-- EXCERPTED DATA follows --

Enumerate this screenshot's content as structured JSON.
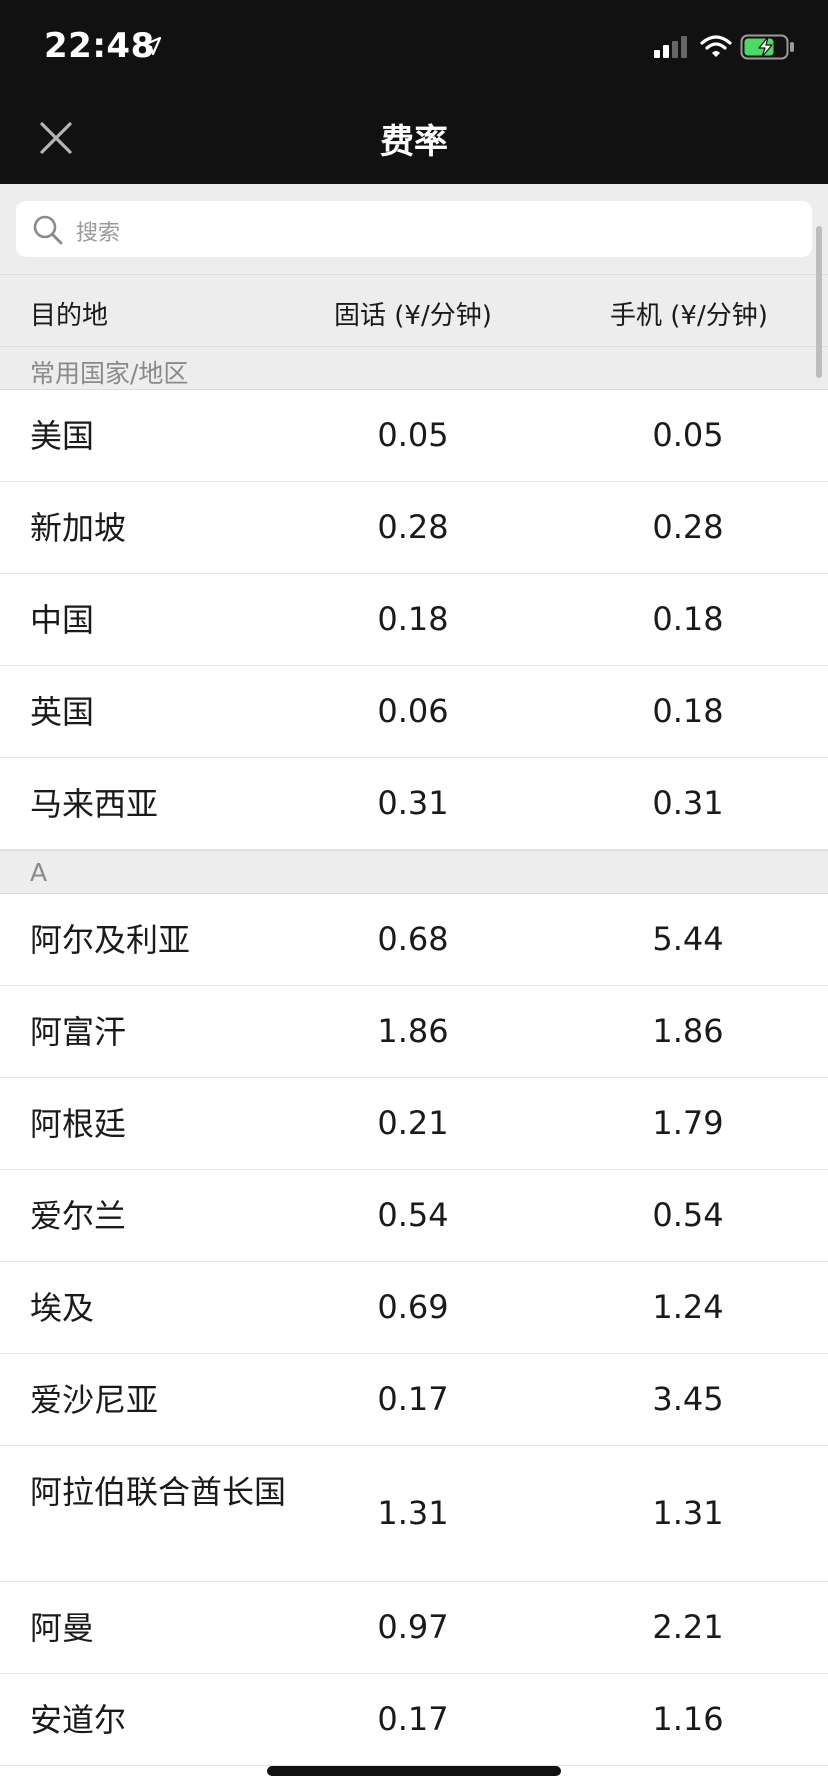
{
  "status_bar": {
    "time": "22:48",
    "icons": [
      "location-arrow-icon",
      "cellular-signal-icon",
      "wifi-icon",
      "battery-charging-icon"
    ],
    "battery_color": "#4cd964"
  },
  "nav": {
    "title": "费率",
    "close_icon": "close-icon"
  },
  "search": {
    "placeholder": "搜索"
  },
  "table": {
    "columns": [
      "目的地",
      "固话 (¥/分钟)",
      "手机 (¥/分钟)"
    ]
  },
  "sections": [
    {
      "title": "常用国家/地区",
      "rows": [
        {
          "dest": "美国",
          "landline": "0.05",
          "mobile": "0.05"
        },
        {
          "dest": "新加坡",
          "landline": "0.28",
          "mobile": "0.28"
        },
        {
          "dest": "中国",
          "landline": "0.18",
          "mobile": "0.18"
        },
        {
          "dest": "英国",
          "landline": "0.06",
          "mobile": "0.18"
        },
        {
          "dest": "马来西亚",
          "landline": "0.31",
          "mobile": "0.31"
        }
      ]
    },
    {
      "title": "A",
      "rows": [
        {
          "dest": "阿尔及利亚",
          "landline": "0.68",
          "mobile": "5.44"
        },
        {
          "dest": "阿富汗",
          "landline": "1.86",
          "mobile": "1.86"
        },
        {
          "dest": "阿根廷",
          "landline": "0.21",
          "mobile": "1.79"
        },
        {
          "dest": "爱尔兰",
          "landline": "0.54",
          "mobile": "0.54"
        },
        {
          "dest": "埃及",
          "landline": "0.69",
          "mobile": "1.24"
        },
        {
          "dest": "爱沙尼亚",
          "landline": "0.17",
          "mobile": "3.45"
        },
        {
          "dest": "阿拉伯联合酋长国",
          "landline": "1.31",
          "mobile": "1.31"
        },
        {
          "dest": "阿曼",
          "landline": "0.97",
          "mobile": "2.21"
        },
        {
          "dest": "安道尔",
          "landline": "0.17",
          "mobile": "1.16"
        }
      ]
    }
  ]
}
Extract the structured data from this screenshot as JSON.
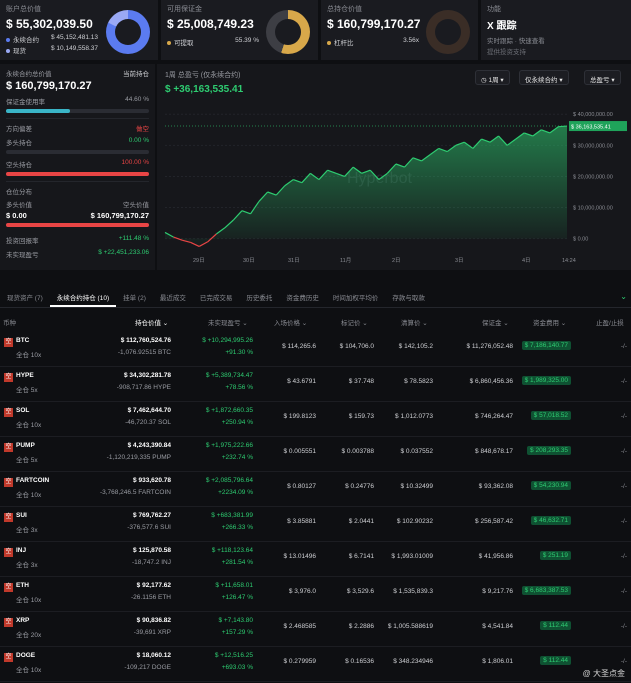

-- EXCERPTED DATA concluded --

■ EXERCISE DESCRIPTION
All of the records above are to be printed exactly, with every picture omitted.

■ EXERCISE RESPONSE
Enumerate this screenshot's content as structured JSON.
{
  "status_bar": {
    "time": "22:48",
    "icons": [
      "location-arrow-icon",
      "cellular-signal-icon",
      "wifi-icon",
      "battery-charging-icon"
    ],
    "battery_color": "#4cd964"
  },
  "nav": {
    "title": "费率",
    "close_icon": "close-icon"
  },
  "search": {
    "placeholder": "搜索"
  },
  "table": {
    "columns": [
      "目的地",
      "固话 (¥/分钟)",
      "手机 (¥/分钟)"
    ]
  },
  "sections": [
    {
      "title": "常用国家/地区",
      "rows": [
        {
          "dest": "美国",
          "landline": "0.05",
          "mobile": "0.05"
        },
        {
          "dest": "新加坡",
          "landline": "0.28",
          "mobile": "0.28"
        },
        {
          "dest": "中国",
          "landline": "0.18",
          "mobile": "0.18"
        },
        {
          "dest": "英国",
          "landline": "0.06",
          "mobile": "0.18"
        },
        {
          "dest": "马来西亚",
          "landline": "0.31",
          "mobile": "0.31"
        }
      ]
    },
    {
      "title": "A",
      "rows": [
        {
          "dest": "阿尔及利亚",
          "landline": "0.68",
          "mobile": "5.44"
        },
        {
          "dest": "阿富汗",
          "landline": "1.86",
          "mobile": "1.86"
        },
        {
          "dest": "阿根廷",
          "landline": "0.21",
          "mobile": "1.79"
        },
        {
          "dest": "爱尔兰",
          "landline": "0.54",
          "mobile": "0.54"
        },
        {
          "dest": "埃及",
          "landline": "0.69",
          "mobile": "1.24"
        },
        {
          "dest": "爱沙尼亚",
          "landline": "0.17",
          "mobile": "3.45"
        },
        {
          "dest": "阿拉伯联合酋长国",
          "landline": "1.31",
          "mobile": "1.31"
        },
        {
          "dest": "阿曼",
          "landline": "0.97",
          "mobile": "2.21"
        },
        {
          "dest": "安道尔",
          "landline": "0.17",
          "mobile": "1.16"
        }
      ]
    }
  ]
}
Extract the structured data from this screenshot as JSON.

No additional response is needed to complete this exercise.